Unilever is thought to be seeking tens of millions of dollars in compensation, and is negotiating with P&G for an out-of-court settlement.
P&G used external "competitive intelligence operatives" in the US to gather information on Unilever's hair business, which includes the Salon Selectives and Finesse brands.
According to a report in Fortune, an American business magazine, the spies sifted through Unilever garbage and tried to get information from Unilever employees by posing as market analysts. One of the contractors used by P&G was The Phoenix Consulting Group, staffed by former US government intelligence officers and run by John A Nolan III, who served in the covert Phoenix Program in the Vietnam war.
P&G, which owns the Pantene and Head & Shoulders brands, admitted activities that breach its rules took place.
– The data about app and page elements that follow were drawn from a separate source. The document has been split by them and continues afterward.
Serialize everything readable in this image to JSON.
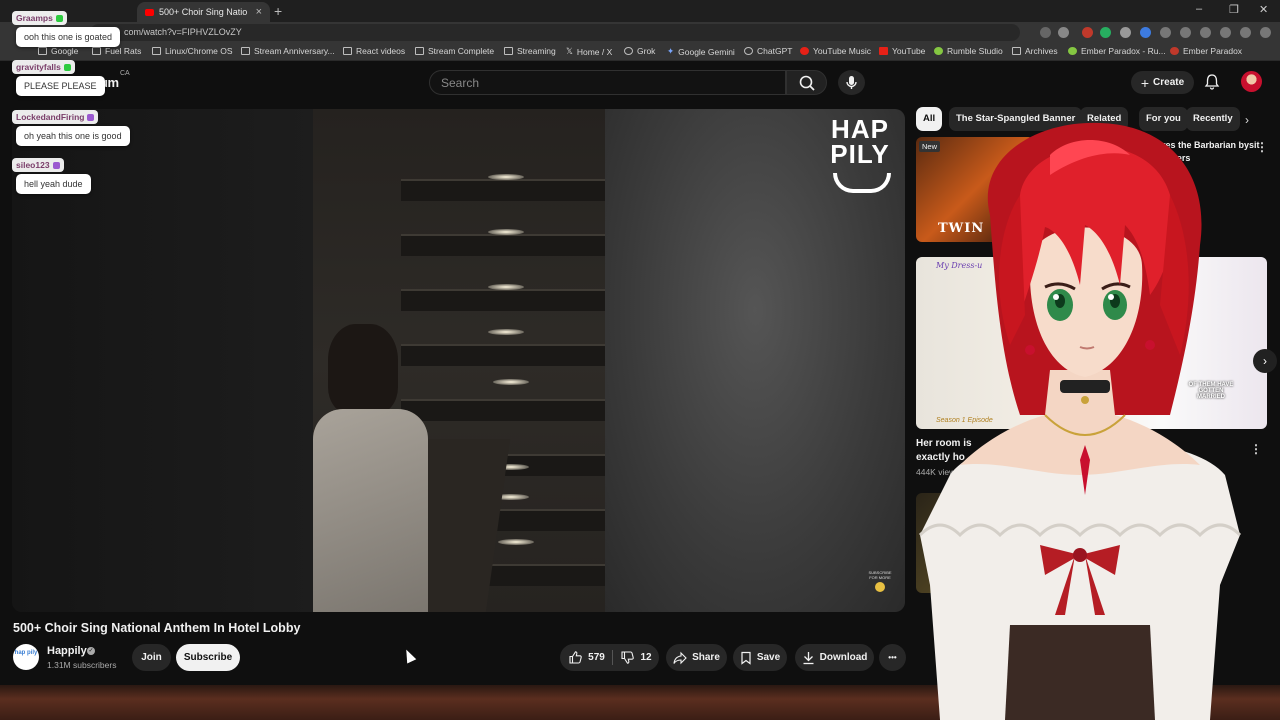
{
  "browser": {
    "tab_title": "500+ Choir Sing Natio",
    "tab_close": "×",
    "new_tab": "+",
    "window_controls": [
      "–",
      "❐",
      "✕"
    ],
    "url": "com/watch?v=FIPHVZLOvZY",
    "bookmarks": [
      "Google",
      "Fuel Rats",
      "Linux/Chrome OS",
      "Stream Anniversary...",
      "React videos",
      "Stream Complete",
      "Streaming",
      "Home / X",
      "Grok",
      "Google Gemini",
      "ChatGPT",
      "YouTube Music",
      "YouTube",
      "Rumble Studio",
      "Archives",
      "Ember Paradox - Ru...",
      "Ember Paradox"
    ]
  },
  "masthead": {
    "logo_partial": "um",
    "region": "CA",
    "search_placeholder": "Search",
    "create_label": "Create"
  },
  "video": {
    "watermark": "HAP PILY",
    "subscribe_watermark": "SUBSCRIBE FOR MORE",
    "title": "500+ Choir Sing National Anthem In Hotel Lobby",
    "channel": {
      "avatar_text": "hap pily",
      "name": "Happily",
      "subscribers": "1.31M subscribers"
    },
    "buttons": {
      "join": "Join",
      "subscribe": "Subscribe",
      "likes": "579",
      "dislikes": "12",
      "share": "Share",
      "save": "Save",
      "download": "Download",
      "more": "•••"
    }
  },
  "sidebar": {
    "chips": [
      "All",
      "The Star-Spangled Banner",
      "Related",
      "For you",
      "Recently"
    ],
    "rec1": {
      "badge": "New",
      "thumb_text": "TWIN",
      "title": "diot hires the Barbarian bysit | Twin Sitters"
    },
    "rec2": {
      "thumb_top": "My Dress-u",
      "thumb_bottom": "Season 1 Episode",
      "thumb_caption": "OF THEM HAVE GOTTEN MARRIED",
      "title": "Her room is exactly ho",
      "meta": "444K view"
    },
    "fragments": [
      "n",
      "ca",
      "ds",
      "ago"
    ]
  },
  "chat": [
    {
      "name": "Graamps",
      "msg": "ooh this one is goated",
      "badge_color": "#2ecc40"
    },
    {
      "name": "gravityfalls",
      "msg": "PLEASE PLEASE",
      "badge_color": "#2ecc40"
    },
    {
      "name": "LockedandFiring",
      "msg": "oh yeah this one is good",
      "badge_color": "#9b59d0"
    },
    {
      "name": "sileo123",
      "msg": "hell yeah dude",
      "badge_color": "#9b59d0"
    }
  ],
  "colors": {
    "yt_bg": "#0f0f0f",
    "yt_red": "#ff0000",
    "chip_bg": "#272727",
    "hair": "#d6202a"
  }
}
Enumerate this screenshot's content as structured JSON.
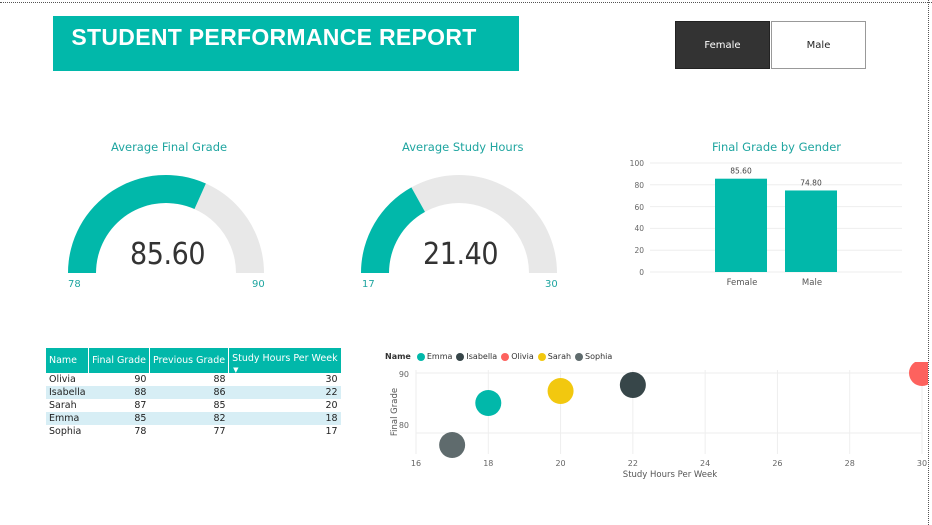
{
  "title": "STUDENT PERFORMANCE REPORT",
  "slicer": {
    "options": [
      "Female",
      "Male"
    ],
    "selected": "Female"
  },
  "colors": {
    "accent": "#01B8AA",
    "track": "#E8E8E8",
    "selected_slicer": "#333333"
  },
  "gauge_final": {
    "title": "Average Final Grade",
    "value": "85.60",
    "min": "78",
    "max": "90",
    "num": 85.6,
    "lo": 78,
    "hi": 90
  },
  "gauge_hours": {
    "title": "Average Study Hours",
    "value": "21.40",
    "min": "17",
    "max": "30",
    "num": 21.4,
    "lo": 17,
    "hi": 30
  },
  "bar_chart": {
    "title": "Final Grade by Gender",
    "yticks": [
      "100",
      "80",
      "60",
      "40",
      "20",
      "0"
    ],
    "labels": [
      "85.60",
      "74.80"
    ],
    "categories": [
      "Female",
      "Male"
    ]
  },
  "table": {
    "columns": [
      "Name",
      "Final Grade",
      "Previous Grade",
      "Study Hours Per Week"
    ],
    "rows": [
      [
        "Olivia",
        "90",
        "88",
        "30"
      ],
      [
        "Isabella",
        "88",
        "86",
        "22"
      ],
      [
        "Sarah",
        "87",
        "85",
        "20"
      ],
      [
        "Emma",
        "85",
        "82",
        "18"
      ],
      [
        "Sophia",
        "78",
        "77",
        "17"
      ]
    ]
  },
  "scatter": {
    "legend_title": "Name",
    "legend": [
      {
        "name": "Emma",
        "color": "#01B8AA"
      },
      {
        "name": "Isabella",
        "color": "#374649"
      },
      {
        "name": "Olivia",
        "color": "#FD625E"
      },
      {
        "name": "Sarah",
        "color": "#F2C80F"
      },
      {
        "name": "Sophia",
        "color": "#5F6B6D"
      }
    ],
    "xlabel": "Study Hours Per Week",
    "ylabel": "Final Grade",
    "xticks": [
      "16",
      "18",
      "20",
      "22",
      "24",
      "26",
      "28",
      "30"
    ],
    "yticks": [
      "90",
      "80"
    ]
  },
  "chart_data": [
    {
      "type": "bar",
      "title": "Final Grade by Gender",
      "categories": [
        "Female",
        "Male"
      ],
      "values": [
        85.6,
        74.8
      ],
      "ylim": [
        0,
        100
      ],
      "grid": true
    },
    {
      "type": "scatter",
      "xlabel": "Study Hours Per Week",
      "ylabel": "Final Grade",
      "xlim": [
        16,
        30
      ],
      "ylim": [
        76.5,
        90.5
      ],
      "series": [
        {
          "name": "Emma",
          "x": [
            18
          ],
          "y": [
            85
          ]
        },
        {
          "name": "Isabella",
          "x": [
            22
          ],
          "y": [
            88
          ]
        },
        {
          "name": "Olivia",
          "x": [
            30
          ],
          "y": [
            90
          ]
        },
        {
          "name": "Sarah",
          "x": [
            20
          ],
          "y": [
            87
          ]
        },
        {
          "name": "Sophia",
          "x": [
            17
          ],
          "y": [
            78
          ]
        }
      ],
      "legend": "top-left"
    }
  ]
}
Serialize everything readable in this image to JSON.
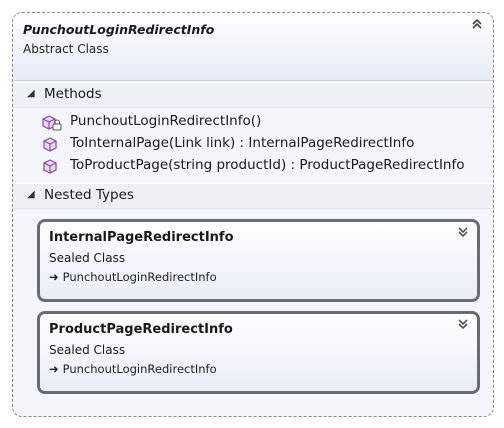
{
  "class": {
    "name": "PunchoutLoginRedirectInfo",
    "kind": "Abstract Class",
    "collapse_icon": "double-chevron-up-icon"
  },
  "sections": {
    "methods": {
      "label": "Methods",
      "arrow": "◢"
    },
    "nested": {
      "label": "Nested Types",
      "arrow": "◢"
    }
  },
  "methods": [
    {
      "icon": "protected-method-icon",
      "text": "PunchoutLoginRedirectInfo()"
    },
    {
      "icon": "public-method-icon",
      "text": "ToInternalPage(Link link) : InternalPageRedirectInfo"
    },
    {
      "icon": "public-method-icon",
      "text": "ToProductPage(string productId) : ProductPageRedirectInfo"
    }
  ],
  "nested_types": [
    {
      "name": "InternalPageRedirectInfo",
      "kind": "Sealed Class",
      "base": "PunchoutLoginRedirectInfo",
      "expand_icon": "double-chevron-down-icon"
    },
    {
      "name": "ProductPageRedirectInfo",
      "kind": "Sealed Class",
      "base": "PunchoutLoginRedirectInfo",
      "expand_icon": "double-chevron-down-icon"
    }
  ],
  "colors": {
    "method_icon": "#9b59b6",
    "border": "#676b73"
  }
}
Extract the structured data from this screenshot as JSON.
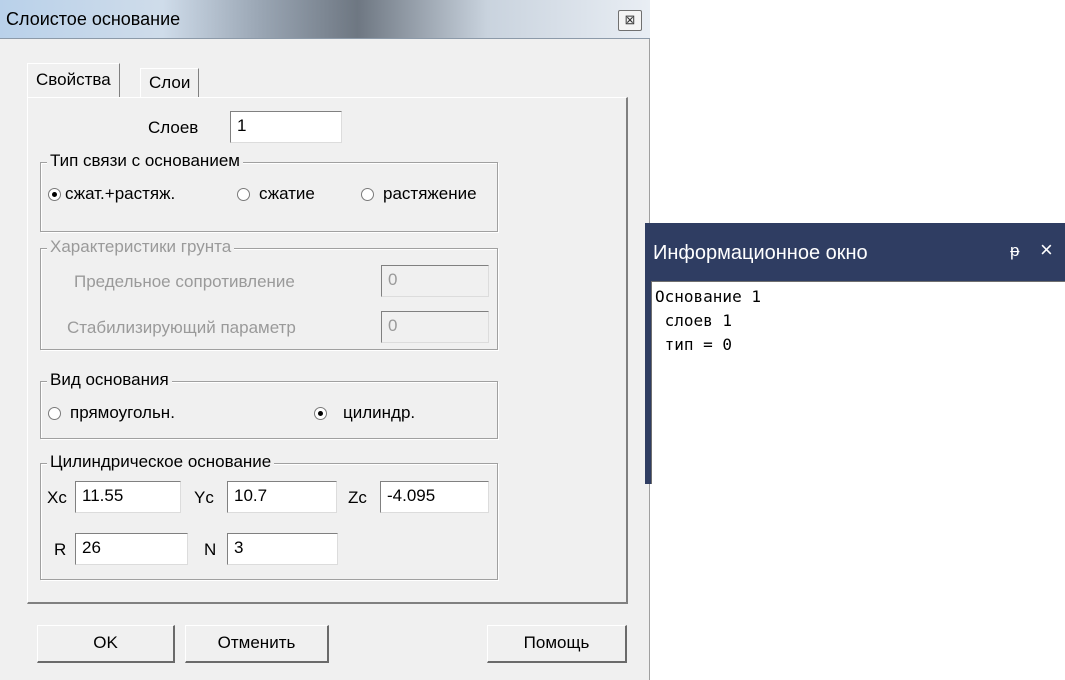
{
  "dialog": {
    "title": "Слоистое основание",
    "close_symbol": "⊠",
    "tabs": [
      "Свойства",
      "Слои"
    ],
    "layers_label": "Слоев",
    "layers_value": "1",
    "bond_group": {
      "title": "Тип связи с основанием",
      "options": [
        "сжат.+растяж.",
        "сжатие",
        "растяжение"
      ],
      "selected": 0
    },
    "soil_group": {
      "title": "Характеристики грунта",
      "limit_label": "Предельное сопротивление",
      "limit_value": "0",
      "stab_label": "Стабилизирующий параметр",
      "stab_value": "0"
    },
    "base_type_group": {
      "title": "Вид основания",
      "options": [
        "прямоугольн.",
        "цилиндр."
      ],
      "selected": 1
    },
    "cyl_group": {
      "title": "Цилиндрическое основание",
      "xc_label": "Xc",
      "xc_value": "11.55",
      "yc_label": "Yc",
      "yc_value": "10.7",
      "zc_label": "Zc",
      "zc_value": "-4.095",
      "r_label": "R",
      "r_value": "26",
      "n_label": "N",
      "n_value": "3"
    },
    "buttons": {
      "ok": "OK",
      "cancel": "Отменить",
      "help": "Помощь"
    }
  },
  "info_window": {
    "title": "Информационное окно",
    "pin_symbol": "ᵽ",
    "close_symbol": "×",
    "lines": [
      "Основание 1",
      " слоев 1",
      " тип = 0"
    ]
  }
}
However, it said it had not broken any laws and denied misrepresentation took place. Both companies run internal competitor intelligence units.
P&G said the espionage was a "rogue" operation and was not authorised by senior managers. It uncovered the spying in April and voluntarily brought it to Unilever's attention. P&G has fired three employees over the affair and said the information obtained had been returned. "We further assured Unilever none of the information was used or will be used in our business," the company said.
It is understood Unilever is not satisfied with the assurances and wants "safeguards". These could include third-party monitors to make sure P&G does not use the information to launch products or advertisements ahead of Unilever.Reuse content